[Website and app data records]
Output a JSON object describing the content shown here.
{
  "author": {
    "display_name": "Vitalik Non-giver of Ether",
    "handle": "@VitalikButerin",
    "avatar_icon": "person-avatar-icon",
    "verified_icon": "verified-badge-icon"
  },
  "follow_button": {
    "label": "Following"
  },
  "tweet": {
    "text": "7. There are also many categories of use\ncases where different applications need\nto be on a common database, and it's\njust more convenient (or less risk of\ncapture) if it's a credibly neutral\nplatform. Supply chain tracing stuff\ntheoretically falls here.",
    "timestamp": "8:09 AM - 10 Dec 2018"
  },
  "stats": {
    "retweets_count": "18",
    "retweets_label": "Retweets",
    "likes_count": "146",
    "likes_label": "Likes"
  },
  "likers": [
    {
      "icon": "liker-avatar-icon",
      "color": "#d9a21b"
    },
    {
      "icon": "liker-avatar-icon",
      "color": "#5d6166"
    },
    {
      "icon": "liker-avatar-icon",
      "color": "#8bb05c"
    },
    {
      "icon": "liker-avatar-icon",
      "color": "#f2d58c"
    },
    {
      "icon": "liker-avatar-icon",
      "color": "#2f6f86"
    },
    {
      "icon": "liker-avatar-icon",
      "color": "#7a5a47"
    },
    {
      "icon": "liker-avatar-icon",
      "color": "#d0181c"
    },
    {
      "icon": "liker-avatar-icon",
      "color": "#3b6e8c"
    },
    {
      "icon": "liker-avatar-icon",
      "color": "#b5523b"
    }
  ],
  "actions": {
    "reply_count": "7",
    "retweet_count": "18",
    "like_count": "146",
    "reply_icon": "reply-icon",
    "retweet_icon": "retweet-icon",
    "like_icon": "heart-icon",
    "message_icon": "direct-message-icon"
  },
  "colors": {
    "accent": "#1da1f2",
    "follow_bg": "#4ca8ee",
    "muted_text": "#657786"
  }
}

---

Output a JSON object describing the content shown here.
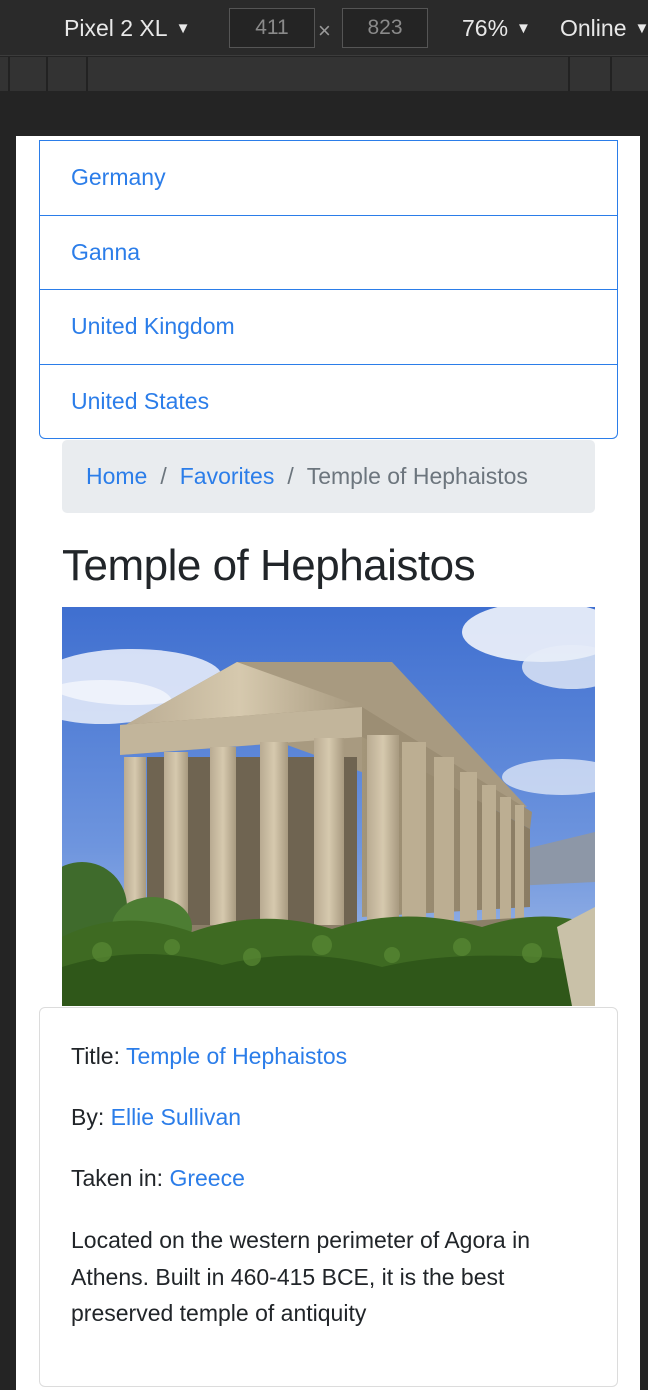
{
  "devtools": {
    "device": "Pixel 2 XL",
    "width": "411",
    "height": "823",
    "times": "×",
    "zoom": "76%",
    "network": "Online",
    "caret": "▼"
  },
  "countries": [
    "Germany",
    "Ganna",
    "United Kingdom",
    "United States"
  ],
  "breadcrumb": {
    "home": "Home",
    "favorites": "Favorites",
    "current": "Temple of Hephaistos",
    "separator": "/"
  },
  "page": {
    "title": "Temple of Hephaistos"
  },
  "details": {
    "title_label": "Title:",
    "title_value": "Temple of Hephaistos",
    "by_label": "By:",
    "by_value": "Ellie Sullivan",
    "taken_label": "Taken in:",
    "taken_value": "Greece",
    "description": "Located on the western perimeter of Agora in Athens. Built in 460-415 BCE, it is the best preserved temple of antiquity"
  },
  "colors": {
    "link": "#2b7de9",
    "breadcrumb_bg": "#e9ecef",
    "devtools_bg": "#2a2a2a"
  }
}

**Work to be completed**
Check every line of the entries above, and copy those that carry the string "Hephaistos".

**Result of the task**
    "current": "Temple of Hephaistos",
    "title": "Temple of Hephaistos"
    "title_value": "Temple of Hephaistos",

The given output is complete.